If you are curious, have a drink at an open-air bar — you won’t be shanghaied or hogtied (unless you ask nicely). Chat with a bargirl, barboy, ladyboy, whoever — do buy them a drink; this is their legitimate occupation and income. Keep your wits about you. Listen and learn. It can be a mind-opener, with cultural insights you won’t find in any guidebook.

A decade ago, famous/infamous Walking Street was the neon heart and groin of Pattaya. Today, the tawdry appeal of its half-kilometre of circus au go-go, pole dancers and wanna-be romancers has faded.

Visit Tiffany or the Alcazar Cabaret and enjoy a show

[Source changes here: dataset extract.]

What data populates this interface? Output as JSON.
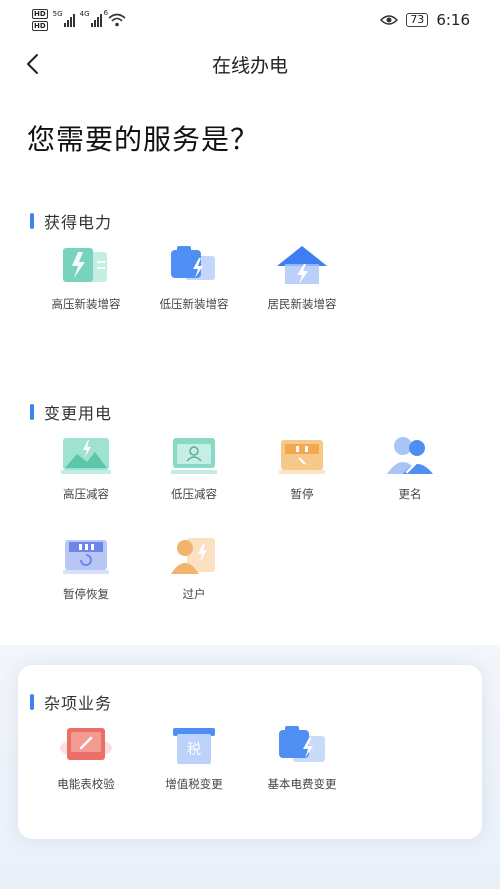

Meanwhile, North Pattaya’s celebrated, long-running Tiffany Show is a lavish transvestite cabaret that stars high-kicking kathoey (ladyboys) whose skilled performances and stunning looks take any sense of “drag” out of the occasion. It’s good, clean, lip-synched fun and suitable for the family.

And So To Sleep

You’re spoiled for bed choices in Pattaya-Jomtien with around 150,000 rooms. Major hotel brands (most offering sea views) include Holiday Inn, Intercontinental, Hilton, Dusit, Anantra, Centara, the Pullman and Royal Cliff, plus independents like the Deco-themed, beachfront boutique Wave Hotel.

Hilton Pattaya’s infinity pool

Meanwhile, there are scores of quality, mid-range budget hotels stretching from snoozy Wong Amat, through the insomniac party lands of central Pattaya and far south to semi-snoozy Jomtien, not to mention well inland, east of Sukhumvit Road.

Where is Pattaya?

Pattaya, on the eastern side of the Gulf of Thailand, is 100 km as the crow flies from Bangkok, or 150km by road.

How to get to Pattaya From Bangkok

The road trip southeast to Pattaya from Bangkok takes about two hours via the Bangkok-Chonburi-Pattaya Motorway. You can take an air-conditioned bus service or book a private car and driver. The train is almost comically slow.

  • From Bangkok city centre- A frequent, direct bus service runs from the eastern bus station at Ekkamai to Pattaya North bus station.
  • From Suvarnabhumi Airport – The bus service to Pattaya leaves from level 1.
  • From Don Mueang Airport – There is no direct service from Don Mueang to Pattaya. Travel into Bangkok on the airport transfer bus to the northern bus station at Mo Chit where you will join the Pattaya bus.

Pattaya airport, officially named U-Tapao Airport, is at Sattahip about 30km from downtown Pattaya. You can fly directly to U-Tapao from Phuket, Koh Samui or Chiang Mai.

Getting around Pattaya using local transport

The songthaew, aka “the baht bus”, is Pattaya’s most popular and cheapest form of public transport. These canopied pick-up trucks have two inward-facing bench seats; the flat fare is ten baht, unless on longer trip in which case it is 20 baht. The main “loop” routes service Beach Road, Naklua and Jomtien Beach.

How many days should I spend in Pattaya?

One full day and night is a sufficient taster for some visitors. For others wanting to relax with a longer stay of swimming, dining, massage and shopping, three days would be a start. For others, two weeks is not enough.

Is Pattaya too far for a day trip from Bangkok?

Pattaya can be sampled on a long day trip from Bangkok, noting that around four hours driving time is involved, much of it on motorways and tollways. Ideally, an overnight stay is recommended because Pattaya’s draw card, its nightlife has something for everyone.

Author: Australian writer John Borthwick has covered Thailand for years, from Songkran to Loy Krathong, and is still finding new stories to write. Hill country, islands and khao niaow mamuang (mango sticky rice), he revels in almost everything about the country, with the possible exception of double pricing. And once walked across Thailand in half a day — true.